After working my way through the line, careful not to make eye contact with any of the ordinary people, I notice the young registrar. She's a good-looking African American woman. She wants me, I know. "That's Devas T. and he's up next," she prays to herself." I stick out my chest, having worked-out my pecs to a ripe fullness, I know she must be salivating as I stand there. I re-adjust my stance, turning slightly to the side, giving my glutes a slight squeeze. She glances my way and I can imagine what she is thinking now. "This Devas T., he's got back."

Swaggering into her presence, I drop my name loudly so that everyone around can hear. "Who are you and who are you exhibiting with?" she asks me, not bothering to look up. I give her my name and she tosses my badge on the counter. "Next!" she yells. My celebrity status has made her too nervous, I tell myself. I look at my badge, it reads EXHIBITOR. They got it wrong. Shouldn't mine read CELEBRITY ARTIST?

The exhibition hall is full, shoulder-to-shoulder with teachers, librarians, publishers, agents, authors and illustrator from all over the world. I look at some of the other celebrities that are sitting behind their signing tables. I notice the long lines of people anxious to get their books signed. Humpt! I think to myself. Just wait until my line begins. It will wrap itself down the isle and back to the entrance of the exhibition hall.

After getting myself lost a few times, I find my booth. I meet my publicist. I meet my publisher. I see my seat. I see my books in a pile, awaiting my autograph. So, I take my seat behind the table.

But here's where my story goes awry. I had planned to write a completely different ending to this story. I had planned to write about how no one might come out to buy my books. I had figured no one would really want to get my autograph, that no one would have heard of my name. That's why I dreamed up the above story. To prepare myself. To make myself feel big when in fact no one would really care that I was at the convention to sign my books. But now I gotta finish this story a bit different.

Because people showed up. The first person in my line tells me, "when I heard you were on the roster, I changed my schedule so I could meet you." And the remainder of that signing went just the same.
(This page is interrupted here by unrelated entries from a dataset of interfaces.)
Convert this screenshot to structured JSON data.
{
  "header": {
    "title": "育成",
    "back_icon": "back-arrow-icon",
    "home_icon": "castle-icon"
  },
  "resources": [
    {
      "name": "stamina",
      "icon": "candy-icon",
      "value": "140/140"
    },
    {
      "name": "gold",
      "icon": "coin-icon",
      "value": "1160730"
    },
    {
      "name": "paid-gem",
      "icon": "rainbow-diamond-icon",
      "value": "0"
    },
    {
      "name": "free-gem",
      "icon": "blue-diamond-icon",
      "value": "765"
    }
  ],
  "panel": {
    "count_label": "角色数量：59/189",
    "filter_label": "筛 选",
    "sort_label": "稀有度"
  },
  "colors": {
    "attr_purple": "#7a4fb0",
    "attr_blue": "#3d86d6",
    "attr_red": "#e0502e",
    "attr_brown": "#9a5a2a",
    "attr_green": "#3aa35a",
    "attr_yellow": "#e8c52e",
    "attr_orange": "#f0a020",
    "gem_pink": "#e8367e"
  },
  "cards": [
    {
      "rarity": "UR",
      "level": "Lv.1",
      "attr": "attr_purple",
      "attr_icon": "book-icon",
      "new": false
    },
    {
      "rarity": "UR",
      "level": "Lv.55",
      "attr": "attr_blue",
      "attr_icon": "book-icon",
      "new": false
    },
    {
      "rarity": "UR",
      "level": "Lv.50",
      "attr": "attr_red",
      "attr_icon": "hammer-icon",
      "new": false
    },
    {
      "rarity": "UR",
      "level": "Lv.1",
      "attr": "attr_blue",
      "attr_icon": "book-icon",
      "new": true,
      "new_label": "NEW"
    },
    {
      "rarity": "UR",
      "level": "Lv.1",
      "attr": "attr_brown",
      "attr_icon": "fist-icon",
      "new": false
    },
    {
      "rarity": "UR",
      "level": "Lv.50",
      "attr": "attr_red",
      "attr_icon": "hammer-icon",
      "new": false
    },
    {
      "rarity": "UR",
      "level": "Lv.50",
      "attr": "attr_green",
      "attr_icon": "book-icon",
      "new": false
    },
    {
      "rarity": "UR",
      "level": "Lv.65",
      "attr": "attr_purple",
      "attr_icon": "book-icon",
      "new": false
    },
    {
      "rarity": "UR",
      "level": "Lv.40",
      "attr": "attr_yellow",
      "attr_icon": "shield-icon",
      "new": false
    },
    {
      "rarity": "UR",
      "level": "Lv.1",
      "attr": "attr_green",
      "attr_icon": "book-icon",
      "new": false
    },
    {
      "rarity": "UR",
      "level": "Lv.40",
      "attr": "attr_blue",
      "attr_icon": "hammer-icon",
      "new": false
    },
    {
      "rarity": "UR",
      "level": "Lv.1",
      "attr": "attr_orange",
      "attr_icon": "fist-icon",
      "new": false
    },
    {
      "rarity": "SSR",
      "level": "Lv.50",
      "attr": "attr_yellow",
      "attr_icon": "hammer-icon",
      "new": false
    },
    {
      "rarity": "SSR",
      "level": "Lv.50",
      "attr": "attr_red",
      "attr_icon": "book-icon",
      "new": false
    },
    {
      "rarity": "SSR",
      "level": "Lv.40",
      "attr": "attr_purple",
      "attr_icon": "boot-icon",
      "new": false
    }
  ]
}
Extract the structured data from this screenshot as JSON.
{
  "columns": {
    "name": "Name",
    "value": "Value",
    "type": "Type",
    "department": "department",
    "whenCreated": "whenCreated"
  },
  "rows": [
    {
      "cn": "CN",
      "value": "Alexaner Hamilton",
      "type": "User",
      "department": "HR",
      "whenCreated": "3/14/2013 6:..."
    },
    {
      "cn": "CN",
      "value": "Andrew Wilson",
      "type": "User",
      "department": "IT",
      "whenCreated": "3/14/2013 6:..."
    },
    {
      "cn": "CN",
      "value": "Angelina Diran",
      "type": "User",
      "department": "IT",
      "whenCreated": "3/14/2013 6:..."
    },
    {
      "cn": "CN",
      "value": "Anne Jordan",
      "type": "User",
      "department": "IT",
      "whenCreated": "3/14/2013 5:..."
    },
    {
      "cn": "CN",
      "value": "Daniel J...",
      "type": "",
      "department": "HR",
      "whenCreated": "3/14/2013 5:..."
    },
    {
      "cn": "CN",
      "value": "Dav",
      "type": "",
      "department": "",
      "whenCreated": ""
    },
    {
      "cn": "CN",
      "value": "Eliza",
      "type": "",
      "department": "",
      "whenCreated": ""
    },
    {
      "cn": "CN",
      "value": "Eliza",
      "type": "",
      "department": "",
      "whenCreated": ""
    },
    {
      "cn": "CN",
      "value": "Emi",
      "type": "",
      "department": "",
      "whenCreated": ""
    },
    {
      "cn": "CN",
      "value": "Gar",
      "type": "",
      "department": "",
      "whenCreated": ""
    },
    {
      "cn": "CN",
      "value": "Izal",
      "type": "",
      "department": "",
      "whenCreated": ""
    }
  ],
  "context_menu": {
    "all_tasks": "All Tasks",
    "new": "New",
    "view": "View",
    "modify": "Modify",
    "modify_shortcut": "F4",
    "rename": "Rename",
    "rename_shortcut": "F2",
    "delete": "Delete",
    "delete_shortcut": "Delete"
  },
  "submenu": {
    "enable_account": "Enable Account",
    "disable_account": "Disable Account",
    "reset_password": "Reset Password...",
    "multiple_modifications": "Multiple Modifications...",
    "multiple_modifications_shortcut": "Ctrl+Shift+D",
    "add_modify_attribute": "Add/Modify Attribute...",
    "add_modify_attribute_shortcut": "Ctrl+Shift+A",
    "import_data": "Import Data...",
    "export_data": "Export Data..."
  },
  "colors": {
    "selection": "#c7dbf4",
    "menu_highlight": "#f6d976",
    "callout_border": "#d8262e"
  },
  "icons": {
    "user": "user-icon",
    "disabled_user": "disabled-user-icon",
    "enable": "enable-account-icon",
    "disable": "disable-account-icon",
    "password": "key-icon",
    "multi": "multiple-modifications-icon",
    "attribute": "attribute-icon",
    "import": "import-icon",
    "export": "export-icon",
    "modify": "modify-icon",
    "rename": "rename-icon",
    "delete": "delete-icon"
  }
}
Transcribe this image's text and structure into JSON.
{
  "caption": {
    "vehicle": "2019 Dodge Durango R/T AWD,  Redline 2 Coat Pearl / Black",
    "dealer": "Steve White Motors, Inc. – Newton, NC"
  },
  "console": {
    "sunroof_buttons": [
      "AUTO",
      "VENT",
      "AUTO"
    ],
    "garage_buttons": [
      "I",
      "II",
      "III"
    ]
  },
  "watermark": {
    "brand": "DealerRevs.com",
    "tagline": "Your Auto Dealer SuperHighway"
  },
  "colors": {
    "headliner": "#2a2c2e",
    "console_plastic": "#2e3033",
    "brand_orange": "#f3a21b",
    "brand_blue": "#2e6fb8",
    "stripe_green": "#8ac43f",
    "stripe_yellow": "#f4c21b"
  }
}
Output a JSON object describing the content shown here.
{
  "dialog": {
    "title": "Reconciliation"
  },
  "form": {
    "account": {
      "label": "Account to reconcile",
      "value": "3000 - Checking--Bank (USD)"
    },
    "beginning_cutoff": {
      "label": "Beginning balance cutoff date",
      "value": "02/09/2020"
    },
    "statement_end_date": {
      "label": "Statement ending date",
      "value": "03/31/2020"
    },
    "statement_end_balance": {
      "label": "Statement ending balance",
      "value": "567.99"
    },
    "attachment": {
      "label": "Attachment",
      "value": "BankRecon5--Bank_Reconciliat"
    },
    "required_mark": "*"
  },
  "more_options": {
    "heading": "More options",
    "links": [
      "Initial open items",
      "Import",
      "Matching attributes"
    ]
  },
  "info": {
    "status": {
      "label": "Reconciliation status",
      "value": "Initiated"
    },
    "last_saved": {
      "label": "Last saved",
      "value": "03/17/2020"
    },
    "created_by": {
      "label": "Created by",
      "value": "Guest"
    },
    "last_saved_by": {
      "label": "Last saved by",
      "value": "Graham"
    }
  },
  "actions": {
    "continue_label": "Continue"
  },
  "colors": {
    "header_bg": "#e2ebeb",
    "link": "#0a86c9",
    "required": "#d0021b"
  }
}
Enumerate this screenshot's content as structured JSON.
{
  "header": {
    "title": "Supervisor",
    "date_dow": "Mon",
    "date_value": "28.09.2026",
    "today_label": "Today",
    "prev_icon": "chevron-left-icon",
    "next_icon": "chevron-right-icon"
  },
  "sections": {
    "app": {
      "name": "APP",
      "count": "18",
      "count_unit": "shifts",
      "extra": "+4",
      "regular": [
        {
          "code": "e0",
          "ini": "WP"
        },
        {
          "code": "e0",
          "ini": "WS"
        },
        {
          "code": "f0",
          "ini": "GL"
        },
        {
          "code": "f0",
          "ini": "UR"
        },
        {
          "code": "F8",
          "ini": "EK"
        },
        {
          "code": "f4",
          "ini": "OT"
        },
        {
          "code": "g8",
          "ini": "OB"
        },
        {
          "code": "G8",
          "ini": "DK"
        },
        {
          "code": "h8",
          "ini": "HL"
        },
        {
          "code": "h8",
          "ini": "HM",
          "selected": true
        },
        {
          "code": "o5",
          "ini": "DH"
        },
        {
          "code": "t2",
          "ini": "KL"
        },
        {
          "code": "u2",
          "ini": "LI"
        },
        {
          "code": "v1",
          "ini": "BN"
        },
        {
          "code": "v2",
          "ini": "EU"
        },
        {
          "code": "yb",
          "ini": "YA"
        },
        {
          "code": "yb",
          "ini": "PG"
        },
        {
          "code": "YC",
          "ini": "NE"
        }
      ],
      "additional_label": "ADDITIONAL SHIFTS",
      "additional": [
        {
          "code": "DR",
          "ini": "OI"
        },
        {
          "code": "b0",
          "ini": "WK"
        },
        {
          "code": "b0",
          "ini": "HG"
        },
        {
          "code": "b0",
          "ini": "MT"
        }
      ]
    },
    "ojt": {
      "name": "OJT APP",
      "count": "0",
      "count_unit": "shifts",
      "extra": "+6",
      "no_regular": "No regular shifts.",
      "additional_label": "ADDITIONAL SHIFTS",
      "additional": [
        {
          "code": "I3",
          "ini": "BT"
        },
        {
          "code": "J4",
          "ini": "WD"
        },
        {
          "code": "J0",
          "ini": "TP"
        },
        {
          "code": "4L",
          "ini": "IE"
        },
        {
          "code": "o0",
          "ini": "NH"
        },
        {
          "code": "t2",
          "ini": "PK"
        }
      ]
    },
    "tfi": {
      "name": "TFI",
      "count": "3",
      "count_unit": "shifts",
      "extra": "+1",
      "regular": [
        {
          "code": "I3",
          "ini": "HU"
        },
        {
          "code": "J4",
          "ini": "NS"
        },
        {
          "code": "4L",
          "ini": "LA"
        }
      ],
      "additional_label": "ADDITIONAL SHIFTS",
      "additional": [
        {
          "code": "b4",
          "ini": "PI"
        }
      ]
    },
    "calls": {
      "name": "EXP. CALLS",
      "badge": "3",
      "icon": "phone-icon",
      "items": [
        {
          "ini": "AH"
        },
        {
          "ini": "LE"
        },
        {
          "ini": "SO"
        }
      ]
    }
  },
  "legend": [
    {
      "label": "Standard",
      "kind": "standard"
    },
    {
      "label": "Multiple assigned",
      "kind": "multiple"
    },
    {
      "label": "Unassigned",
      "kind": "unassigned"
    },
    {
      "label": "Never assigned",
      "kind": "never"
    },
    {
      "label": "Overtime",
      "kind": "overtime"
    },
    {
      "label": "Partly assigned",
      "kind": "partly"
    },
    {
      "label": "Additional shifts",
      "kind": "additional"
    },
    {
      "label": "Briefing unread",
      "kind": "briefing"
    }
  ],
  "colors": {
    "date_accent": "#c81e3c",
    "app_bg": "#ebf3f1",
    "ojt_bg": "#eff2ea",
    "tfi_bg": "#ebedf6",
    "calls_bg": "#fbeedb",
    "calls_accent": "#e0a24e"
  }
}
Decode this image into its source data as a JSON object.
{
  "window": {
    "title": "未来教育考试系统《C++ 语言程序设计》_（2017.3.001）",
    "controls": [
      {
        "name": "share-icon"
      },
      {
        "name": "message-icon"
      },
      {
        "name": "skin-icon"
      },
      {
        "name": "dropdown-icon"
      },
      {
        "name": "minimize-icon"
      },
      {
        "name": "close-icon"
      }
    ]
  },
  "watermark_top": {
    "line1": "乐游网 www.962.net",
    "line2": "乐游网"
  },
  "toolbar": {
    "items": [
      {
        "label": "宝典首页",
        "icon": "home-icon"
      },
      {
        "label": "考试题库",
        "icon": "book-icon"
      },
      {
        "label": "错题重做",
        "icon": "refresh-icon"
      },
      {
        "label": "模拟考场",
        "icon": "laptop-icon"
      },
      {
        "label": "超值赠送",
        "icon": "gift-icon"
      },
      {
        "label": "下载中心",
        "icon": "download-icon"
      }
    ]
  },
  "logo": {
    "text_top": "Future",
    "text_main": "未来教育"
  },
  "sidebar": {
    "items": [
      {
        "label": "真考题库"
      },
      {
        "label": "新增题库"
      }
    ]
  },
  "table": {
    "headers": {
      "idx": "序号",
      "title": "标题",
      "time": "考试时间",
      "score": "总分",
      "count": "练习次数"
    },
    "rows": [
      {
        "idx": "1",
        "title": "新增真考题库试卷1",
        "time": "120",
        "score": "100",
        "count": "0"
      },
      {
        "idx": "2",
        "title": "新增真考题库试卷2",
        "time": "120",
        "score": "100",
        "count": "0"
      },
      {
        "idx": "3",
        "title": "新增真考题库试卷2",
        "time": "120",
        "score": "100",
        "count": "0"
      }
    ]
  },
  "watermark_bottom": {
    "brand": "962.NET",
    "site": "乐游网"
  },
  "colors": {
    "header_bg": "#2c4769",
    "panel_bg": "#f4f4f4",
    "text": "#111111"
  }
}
My books sold out in less than 20 minutes and I was scheduled to be there an hour.

If someone could just promise me that my literary career could continue just the same everyday as it has over the last few days, I'd enter that newspaper tomorrow, resignation in hand.

One last observation: After approaching a publisher with my art samples, I was told "We only work with Europeans." (North-South Books) Hmmm.

Unrelated thought for the day: I learned something new. I read this on a t-shirt in downtown San Antonio:

I am NOT Latino,
Latinos are Anglo Europeans from Italy.

I am NOT Hispanic,
Hispanics are Anglo Europeans from Spain.

In the United States each of us has the right to have our ethnicity clearly acknowledged.

I don't know how true this is, after all it was on a t-shirt. But damn, it sure sounded good.

Word of the day: glower

Monday, May 02, 2005

Cheers for Black!

Just received official word from my publishers at Lee & Low Books that Black All Around! my fourth book (second with Lee & Low) has been named to the 2005-2006 Children's Crown Gallery master list. The mission of the Children's Crown Gallery is to encourage elementary students to read wholesome and uplifting books. Students will vote on their favorite book in the spring, so the top selection from a group of ten will be announced then.

I will be signing Black All Around! this week at IRA's (International Reading Association) annual conference in San Antonio, Tuesday May 3, booth #444 at 10: a.m.
Click for more info.

And for Mz. Giget who has been recently experiencing writers block, here's an article from the Lee & Low site on breaking the storytelling mold.

And since I'm way too busy and shouldn't be blogging, I'd better vamoose while I'm ahead.

Word of the day: vamoose